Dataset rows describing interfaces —
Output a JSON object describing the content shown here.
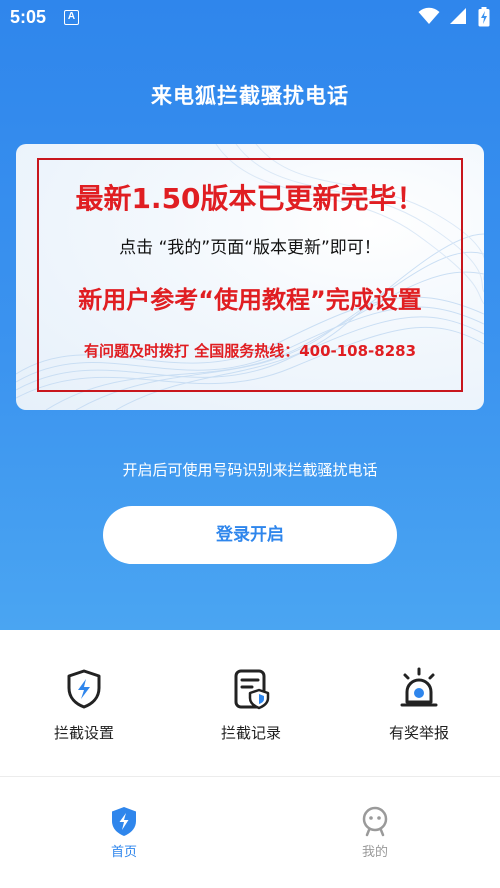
{
  "status_bar": {
    "time": "5:05",
    "notification_badge": "A",
    "icons": [
      "wifi-icon",
      "signal-icon",
      "battery-charging-icon"
    ]
  },
  "app_title": "来电狐拦截骚扰电话",
  "banner": {
    "line1": "最新1.50版本已更新完毕！",
    "line2": "点击 “我的”页面“版本更新”即可！",
    "line3": "新用户参考“使用教程”完成设置",
    "line4": "有问题及时拨打 全国服务热线：400-108-8283",
    "accent_color": "#e01e22",
    "frame_color": "#c8161d"
  },
  "hint_text": "开启后可使用号码识别来拦截骚扰电话",
  "login_button": "登录开启",
  "shortcuts": [
    {
      "label": "拦截设置",
      "icon": "shield-lightning-icon"
    },
    {
      "label": "拦截记录",
      "icon": "document-shield-icon"
    },
    {
      "label": "有奖举报",
      "icon": "alarm-siren-icon"
    }
  ],
  "tabs": [
    {
      "label": "首页",
      "icon": "home-shield-icon",
      "active": true
    },
    {
      "label": "我的",
      "icon": "profile-face-icon",
      "active": false
    }
  ],
  "colors": {
    "primary": "#2f86ec",
    "inactive": "#9a9a9a"
  }
}
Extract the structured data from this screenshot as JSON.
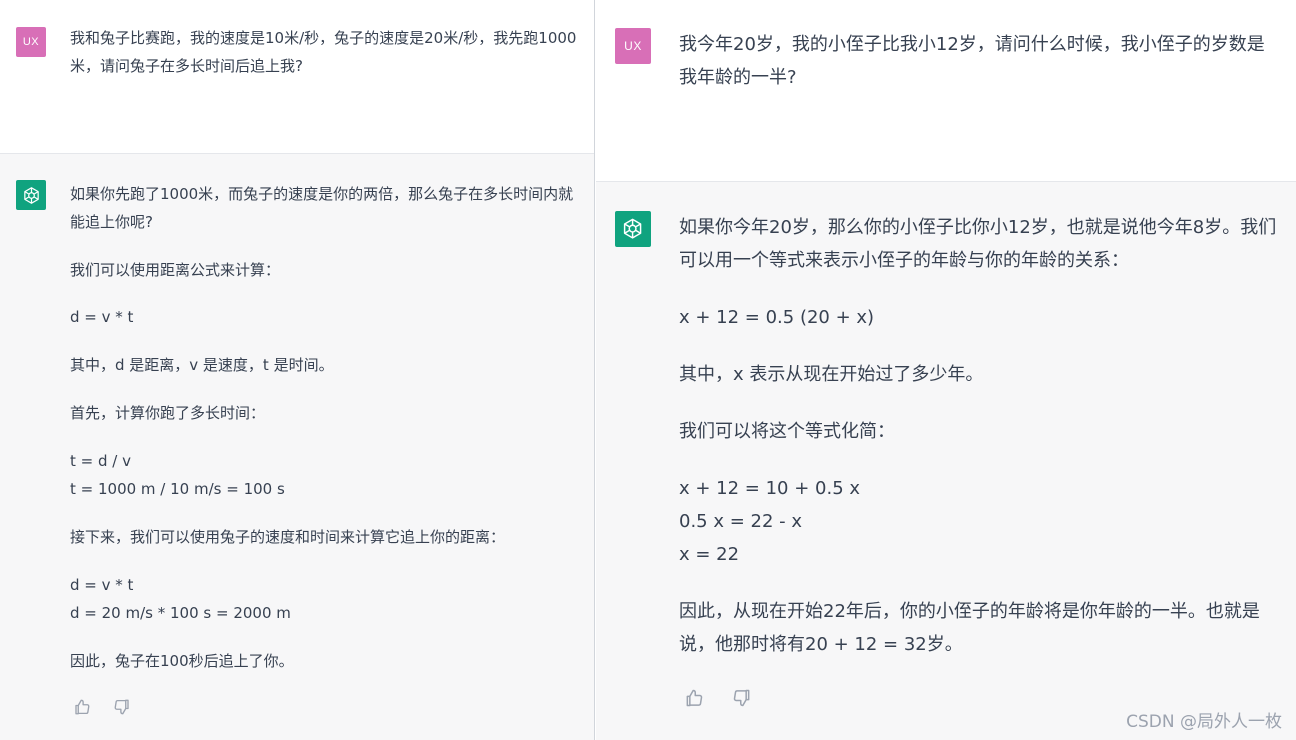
{
  "left": {
    "user": {
      "avatar_text": "UX",
      "message": "我和兔子比赛跑，我的速度是10米/秒，兔子的速度是20米/秒，我先跑1000米，请问兔子在多长时间后追上我?"
    },
    "assistant": {
      "paragraphs": [
        "如果你先跑了1000米，而兔子的速度是你的两倍，那么兔子在多长时间内就能追上你呢?",
        "我们可以使用距离公式来计算：",
        "d = v * t",
        "其中，d 是距离，v 是速度，t 是时间。",
        "首先，计算你跑了多长时间：",
        "t = d / v\nt = 1000 m / 10 m/s = 100 s",
        "接下来，我们可以使用兔子的速度和时间来计算它追上你的距离：",
        "d = v * t\nd = 20 m/s * 100 s = 2000 m",
        "因此，兔子在100秒后追上了你。"
      ]
    }
  },
  "right": {
    "user": {
      "avatar_text": "UX",
      "message": "我今年20岁，我的小侄子比我小12岁，请问什么时候，我小侄子的岁数是我年龄的一半?"
    },
    "assistant": {
      "paragraphs": [
        "如果你今年20岁，那么你的小侄子比你小12岁，也就是说他今年8岁。我们可以用一个等式来表示小侄子的年龄与你的年龄的关系：",
        "x + 12 = 0.5 (20 + x)",
        "其中，x 表示从现在开始过了多少年。",
        "我们可以将这个等式化简：",
        "x + 12 = 10 + 0.5 x\n0.5 x = 22 - x\nx = 22",
        "因此，从现在开始22年后，你的小侄子的年龄将是你年龄的一半。也就是说，他那时将有20 + 12 = 32岁。"
      ]
    }
  },
  "watermark": "CSDN @局外人一枚",
  "colors": {
    "user_avatar": "#d86fb7",
    "bot_avatar": "#10a37f",
    "assistant_bg": "#f7f7f8",
    "text": "#374151"
  },
  "icons": {
    "bot": "openai-logo-icon",
    "like": "thumbs-up-icon",
    "dislike": "thumbs-down-icon"
  }
}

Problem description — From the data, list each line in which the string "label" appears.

Exercise answer —
      "label": "拦截设置",
      "label": "拦截记录",
      "label": "有奖举报",
      "label": "首页",
      "label": "我的",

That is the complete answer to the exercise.